» **Task brief**
Return every line of the entries that includes the word "icon".

» **Dataset entries**
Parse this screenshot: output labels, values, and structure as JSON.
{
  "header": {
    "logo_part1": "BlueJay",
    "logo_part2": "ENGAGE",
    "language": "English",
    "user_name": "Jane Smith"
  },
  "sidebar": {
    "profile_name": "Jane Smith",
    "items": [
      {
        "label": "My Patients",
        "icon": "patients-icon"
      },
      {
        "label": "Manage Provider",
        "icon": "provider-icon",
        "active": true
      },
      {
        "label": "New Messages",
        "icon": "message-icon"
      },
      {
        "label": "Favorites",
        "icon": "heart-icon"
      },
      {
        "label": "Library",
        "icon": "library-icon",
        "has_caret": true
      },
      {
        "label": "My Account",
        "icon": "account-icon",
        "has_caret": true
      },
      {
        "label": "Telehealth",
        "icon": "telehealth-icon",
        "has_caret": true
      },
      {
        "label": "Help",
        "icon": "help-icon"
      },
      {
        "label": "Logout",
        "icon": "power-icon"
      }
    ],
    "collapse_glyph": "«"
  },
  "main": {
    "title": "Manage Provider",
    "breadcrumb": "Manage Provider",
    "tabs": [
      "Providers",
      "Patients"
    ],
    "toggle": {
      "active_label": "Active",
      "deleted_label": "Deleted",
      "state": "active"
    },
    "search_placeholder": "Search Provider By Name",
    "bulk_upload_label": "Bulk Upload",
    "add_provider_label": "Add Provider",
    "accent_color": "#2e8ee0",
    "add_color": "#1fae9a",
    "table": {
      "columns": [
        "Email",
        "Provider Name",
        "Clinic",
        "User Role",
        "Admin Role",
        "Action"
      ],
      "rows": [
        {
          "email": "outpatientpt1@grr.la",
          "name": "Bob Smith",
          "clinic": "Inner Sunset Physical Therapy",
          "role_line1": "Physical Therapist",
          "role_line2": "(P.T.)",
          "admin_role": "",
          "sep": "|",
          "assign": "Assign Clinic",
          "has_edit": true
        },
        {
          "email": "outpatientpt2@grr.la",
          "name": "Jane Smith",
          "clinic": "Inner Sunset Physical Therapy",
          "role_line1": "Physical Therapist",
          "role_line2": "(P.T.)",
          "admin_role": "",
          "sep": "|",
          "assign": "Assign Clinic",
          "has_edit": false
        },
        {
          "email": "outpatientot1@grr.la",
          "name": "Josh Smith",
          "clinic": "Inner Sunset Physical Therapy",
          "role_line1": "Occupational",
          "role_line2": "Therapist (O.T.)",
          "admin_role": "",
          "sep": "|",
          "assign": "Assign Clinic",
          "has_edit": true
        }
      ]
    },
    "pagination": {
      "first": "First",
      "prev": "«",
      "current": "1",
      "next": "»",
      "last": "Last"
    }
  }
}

» **Solution**
        "icon": "patients-icon"
        "icon": "provider-icon",
        "icon": "message-icon"
        "icon": "heart-icon"
        "icon": "library-icon",
        "icon": "account-icon",
        "icon": "telehealth-icon",
        "icon": "help-icon"
        "icon": "power-icon"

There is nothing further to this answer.